Every record below must be returned exactly as it was received.

[Items listed in a dataset]
==========

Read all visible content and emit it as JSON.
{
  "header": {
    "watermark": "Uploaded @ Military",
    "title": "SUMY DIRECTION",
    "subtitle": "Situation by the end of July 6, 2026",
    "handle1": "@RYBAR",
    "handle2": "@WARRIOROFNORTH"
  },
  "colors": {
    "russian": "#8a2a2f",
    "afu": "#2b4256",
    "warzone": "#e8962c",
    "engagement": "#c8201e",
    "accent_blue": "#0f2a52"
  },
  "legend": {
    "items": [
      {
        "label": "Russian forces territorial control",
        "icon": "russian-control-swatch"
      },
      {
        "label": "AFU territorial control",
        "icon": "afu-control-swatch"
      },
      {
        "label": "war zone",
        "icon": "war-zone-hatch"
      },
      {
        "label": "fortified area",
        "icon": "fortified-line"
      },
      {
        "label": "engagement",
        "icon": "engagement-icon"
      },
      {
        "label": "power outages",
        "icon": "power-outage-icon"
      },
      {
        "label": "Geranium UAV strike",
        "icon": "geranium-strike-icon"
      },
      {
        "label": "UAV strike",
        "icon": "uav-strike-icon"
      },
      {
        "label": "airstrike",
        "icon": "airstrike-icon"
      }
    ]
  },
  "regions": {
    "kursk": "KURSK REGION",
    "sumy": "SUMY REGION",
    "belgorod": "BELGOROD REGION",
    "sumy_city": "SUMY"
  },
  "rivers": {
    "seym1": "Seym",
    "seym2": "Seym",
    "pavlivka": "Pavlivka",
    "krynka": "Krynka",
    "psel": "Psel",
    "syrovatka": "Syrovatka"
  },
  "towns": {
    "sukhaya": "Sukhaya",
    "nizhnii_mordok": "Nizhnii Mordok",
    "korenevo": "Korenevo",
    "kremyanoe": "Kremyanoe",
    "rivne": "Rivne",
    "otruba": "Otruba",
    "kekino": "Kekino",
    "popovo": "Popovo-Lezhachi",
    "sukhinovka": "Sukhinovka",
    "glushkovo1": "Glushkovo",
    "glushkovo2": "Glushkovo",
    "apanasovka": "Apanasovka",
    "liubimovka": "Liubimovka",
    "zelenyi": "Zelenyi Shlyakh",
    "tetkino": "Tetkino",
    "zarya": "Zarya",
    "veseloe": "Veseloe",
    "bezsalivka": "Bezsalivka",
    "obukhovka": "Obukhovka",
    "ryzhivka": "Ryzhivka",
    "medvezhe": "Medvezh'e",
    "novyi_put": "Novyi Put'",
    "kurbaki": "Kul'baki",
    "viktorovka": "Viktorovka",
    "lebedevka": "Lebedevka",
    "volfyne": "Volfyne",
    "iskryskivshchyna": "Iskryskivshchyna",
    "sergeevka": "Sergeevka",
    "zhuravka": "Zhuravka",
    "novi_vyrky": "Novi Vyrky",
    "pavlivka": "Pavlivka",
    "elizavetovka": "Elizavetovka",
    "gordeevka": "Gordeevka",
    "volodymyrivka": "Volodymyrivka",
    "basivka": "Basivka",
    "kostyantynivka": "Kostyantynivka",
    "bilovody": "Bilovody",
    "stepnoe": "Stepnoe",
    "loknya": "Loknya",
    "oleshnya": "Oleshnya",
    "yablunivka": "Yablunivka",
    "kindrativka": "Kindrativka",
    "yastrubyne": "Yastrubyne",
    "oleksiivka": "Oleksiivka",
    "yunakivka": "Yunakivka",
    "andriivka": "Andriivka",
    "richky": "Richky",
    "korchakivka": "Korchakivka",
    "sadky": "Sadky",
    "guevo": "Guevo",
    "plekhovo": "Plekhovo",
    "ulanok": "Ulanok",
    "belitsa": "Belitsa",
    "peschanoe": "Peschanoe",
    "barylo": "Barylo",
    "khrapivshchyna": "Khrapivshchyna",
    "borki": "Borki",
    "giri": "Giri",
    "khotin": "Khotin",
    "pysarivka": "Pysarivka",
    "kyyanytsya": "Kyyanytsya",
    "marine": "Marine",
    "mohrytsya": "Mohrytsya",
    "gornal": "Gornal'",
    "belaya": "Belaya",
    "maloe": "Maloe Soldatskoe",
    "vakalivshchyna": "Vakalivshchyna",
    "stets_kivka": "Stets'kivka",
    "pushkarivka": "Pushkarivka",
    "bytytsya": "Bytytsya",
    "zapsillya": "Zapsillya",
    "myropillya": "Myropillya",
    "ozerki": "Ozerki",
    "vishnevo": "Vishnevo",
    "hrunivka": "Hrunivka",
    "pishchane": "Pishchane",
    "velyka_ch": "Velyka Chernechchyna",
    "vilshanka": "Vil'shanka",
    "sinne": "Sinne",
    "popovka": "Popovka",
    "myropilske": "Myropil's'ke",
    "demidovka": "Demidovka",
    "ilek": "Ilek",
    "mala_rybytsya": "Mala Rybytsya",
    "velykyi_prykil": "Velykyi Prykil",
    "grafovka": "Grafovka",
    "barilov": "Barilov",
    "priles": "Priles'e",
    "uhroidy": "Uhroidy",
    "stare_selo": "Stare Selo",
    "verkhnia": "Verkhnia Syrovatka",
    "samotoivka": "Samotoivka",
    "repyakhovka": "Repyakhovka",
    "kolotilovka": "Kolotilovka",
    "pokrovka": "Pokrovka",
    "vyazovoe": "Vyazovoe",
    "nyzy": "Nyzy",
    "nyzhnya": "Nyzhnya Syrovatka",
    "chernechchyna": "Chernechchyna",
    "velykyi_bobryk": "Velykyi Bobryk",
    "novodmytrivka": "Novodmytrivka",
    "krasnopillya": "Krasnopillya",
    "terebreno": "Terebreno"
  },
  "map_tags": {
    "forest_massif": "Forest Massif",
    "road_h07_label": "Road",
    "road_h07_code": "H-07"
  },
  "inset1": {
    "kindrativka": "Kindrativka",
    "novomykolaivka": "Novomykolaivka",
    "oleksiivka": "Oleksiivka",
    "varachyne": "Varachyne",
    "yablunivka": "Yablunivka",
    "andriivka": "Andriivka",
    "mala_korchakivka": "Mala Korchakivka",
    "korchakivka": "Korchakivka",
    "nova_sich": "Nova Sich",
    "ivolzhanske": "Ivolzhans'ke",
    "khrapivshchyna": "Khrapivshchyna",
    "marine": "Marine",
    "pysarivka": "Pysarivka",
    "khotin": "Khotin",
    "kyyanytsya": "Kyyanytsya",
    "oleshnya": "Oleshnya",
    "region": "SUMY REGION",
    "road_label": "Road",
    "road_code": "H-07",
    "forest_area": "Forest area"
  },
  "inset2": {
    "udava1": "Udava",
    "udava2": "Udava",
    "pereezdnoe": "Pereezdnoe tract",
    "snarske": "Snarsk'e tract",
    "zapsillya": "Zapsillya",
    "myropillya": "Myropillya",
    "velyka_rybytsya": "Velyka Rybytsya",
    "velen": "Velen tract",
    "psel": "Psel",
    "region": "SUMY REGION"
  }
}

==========

Solved exercise>
Read all visible content and emit it as JSON.
{
  "header": {
    "watermark": "Uploaded @ Military",
    "title": "SUMY DIRECTION",
    "subtitle": "Situation by the end of July 6, 2026",
    "handle1": "@RYBAR",
    "handle2": "@WARRIOROFNORTH"
  },
  "colors": {
    "russian": "#8a2a2f",
    "afu": "#2b4256",
    "warzone": "#e8962c",
    "engagement": "#c8201e",
    "accent_blue": "#0f2a52"
  },
  "legend": {
    "items": [
      {
        "label": "Russian forces territorial control",
        "icon": "russian-control-swatch"
      },
      {
        "label": "AFU territorial control",
        "icon": "afu-control-swatch"
      },
      {
        "label": "war zone",
        "icon": "war-zone-hatch"
      },
      {
        "label": "fortified area",
        "icon": "fortified-line"
      },
      {
        "label": "engagement",
        "icon": "engagement-icon"
      },
      {
        "label": "power outages",
        "icon": "power-outage-icon"
      },
      {
        "label": "Geranium UAV strike",
        "icon": "geranium-strike-icon"
      },
      {
        "label": "UAV strike",
        "icon": "uav-strike-icon"
      },
      {
        "label": "airstrike",
        "icon": "airstrike-icon"
      }
    ]
  },
  "regions": {
    "kursk": "KURSK REGION",
    "sumy": "SUMY REGION",
    "belgorod": "BELGOROD REGION",
    "sumy_city": "SUMY"
  },
  "rivers": {
    "seym1": "Seym",
    "seym2": "Seym",
    "pavlivka": "Pavlivka",
    "krynka": "Krynka",
    "psel": "Psel",
    "syrovatka": "Syrovatka"
  },
  "towns": {
    "sukhaya": "Sukhaya",
    "nizhnii_mordok": "Nizhnii Mordok",
    "korenevo": "Korenevo",
    "kremyanoe": "Kremyanoe",
    "rivne": "Rivne",
    "otruba": "Otruba",
    "kekino": "Kekino",
    "popovo": "Popovo-Lezhachi",
    "sukhinovka": "Sukhinovka",
    "glushkovo1": "Glushkovo",
    "glushkovo2": "Glushkovo",
    "apanasovka": "Apanasovka",
    "liubimovka": "Liubimovka",
    "zelenyi": "Zelenyi Shlyakh",
    "tetkino": "Tetkino",
    "zarya": "Zarya",
    "veseloe": "Veseloe",
    "bezsalivka": "Bezsalivka",
    "obukhovka": "Obukhovka",
    "ryzhivka": "Ryzhivka",
    "medvezhe": "Medvezh'e",
    "novyi_put": "Novyi Put'",
    "kurbaki": "Kul'baki",
    "viktorovka": "Viktorovka",
    "lebedevka": "Lebedevka",
    "volfyne": "Volfyne",
    "iskryskivshchyna": "Iskryskivshchyna",
    "sergeevka": "Sergeevka",
    "zhuravka": "Zhuravka",
    "novi_vyrky": "Novi Vyrky",
    "pavlivka": "Pavlivka",
    "elizavetovka": "Elizavetovka",
    "gordeevka": "Gordeevka",
    "volodymyrivka": "Volodymyrivka",
    "basivka": "Basivka",
    "kostyantynivka": "Kostyantynivka",
    "bilovody": "Bilovody",
    "stepnoe": "Stepnoe",
    "loknya": "Loknya",
    "oleshnya": "Oleshnya",
    "yablunivka": "Yablunivka",
    "kindrativka": "Kindrativka",
    "yastrubyne": "Yastrubyne",
    "oleksiivka": "Oleksiivka",
    "yunakivka": "Yunakivka",
    "andriivka": "Andriivka",
    "richky": "Richky",
    "korchakivka": "Korchakivka",
    "sadky": "Sadky",
    "guevo": "Guevo",
    "plekhovo": "Plekhovo",
    "ulanok": "Ulanok",
    "belitsa": "Belitsa",
    "peschanoe": "Peschanoe",
    "barylo": "Barylo",
    "khrapivshchyna": "Khrapivshchyna",
    "borki": "Borki",
    "giri": "Giri",
    "khotin": "Khotin",
    "pysarivka": "Pysarivka",
    "kyyanytsya": "Kyyanytsya",
    "marine": "Marine",
    "mohrytsya": "Mohrytsya",
    "gornal": "Gornal'",
    "belaya": "Belaya",
    "maloe": "Maloe Soldatskoe",
    "vakalivshchyna": "Vakalivshchyna",
    "stets_kivka": "Stets'kivka",
    "pushkarivka": "Pushkarivka",
    "bytytsya": "Bytytsya",
    "zapsillya": "Zapsillya",
    "myropillya": "Myropillya",
    "ozerki": "Ozerki",
    "vishnevo": "Vishnevo",
    "hrunivka": "Hrunivka",
    "pishchane": "Pishchane",
    "velyka_ch": "Velyka Chernechchyna",
    "vilshanka": "Vil'shanka",
    "sinne": "Sinne",
    "popovka": "Popovka",
    "myropilske": "Myropil's'ke",
    "demidovka": "Demidovka",
    "ilek": "Ilek",
    "mala_rybytsya": "Mala Rybytsya",
    "velykyi_prykil": "Velykyi Prykil",
    "grafovka": "Grafovka",
    "barilov": "Barilov",
    "priles": "Priles'e",
    "uhroidy": "Uhroidy",
    "stare_selo": "Stare Selo",
    "verkhnia": "Verkhnia Syrovatka",
    "samotoivka": "Samotoivka",
    "repyakhovka": "Repyakhovka",
    "kolotilovka": "Kolotilovka",
    "pokrovka": "Pokrovka",
    "vyazovoe": "Vyazovoe",
    "nyzy": "Nyzy",
    "nyzhnya": "Nyzhnya Syrovatka",
    "chernechchyna": "Chernechchyna",
    "velykyi_bobryk": "Velykyi Bobryk",
    "novodmytrivka": "Novodmytrivka",
    "krasnopillya": "Krasnopillya",
    "terebreno": "Terebreno"
  },
  "map_tags": {
    "forest_massif": "Forest Massif",
    "road_h07_label": "Road",
    "road_h07_code": "H-07"
  },
  "inset1": {
    "kindrativka": "Kindrativka",
    "novomykolaivka": "Novomykolaivka",
    "oleksiivka": "Oleksiivka",
    "varachyne": "Varachyne",
    "yablunivka": "Yablunivka",
    "andriivka": "Andriivka",
    "mala_korchakivka": "Mala Korchakivka",
    "korchakivka": "Korchakivka",
    "nova_sich": "Nova Sich",
    "ivolzhanske": "Ivolzhans'ke",
    "khrapivshchyna": "Khrapivshchyna",
    "marine": "Marine",
    "pysarivka": "Pysarivka",
    "khotin": "Khotin",
    "kyyanytsya": "Kyyanytsya",
    "oleshnya": "Oleshnya",
    "region": "SUMY REGION",
    "road_label": "Road",
    "road_code": "H-07",
    "forest_area": "Forest area"
  },
  "inset2": {
    "udava1": "Udava",
    "udava2": "Udava",
    "pereezdnoe": "Pereezdnoe tract",
    "snarske": "Snarsk'e tract",
    "zapsillya": "Zapsillya",
    "myropillya": "Myropillya",
    "velyka_rybytsya": "Velyka Rybytsya",
    "velen": "Velen tract",
    "psel": "Psel",
    "region": "SUMY REGION"
  }
}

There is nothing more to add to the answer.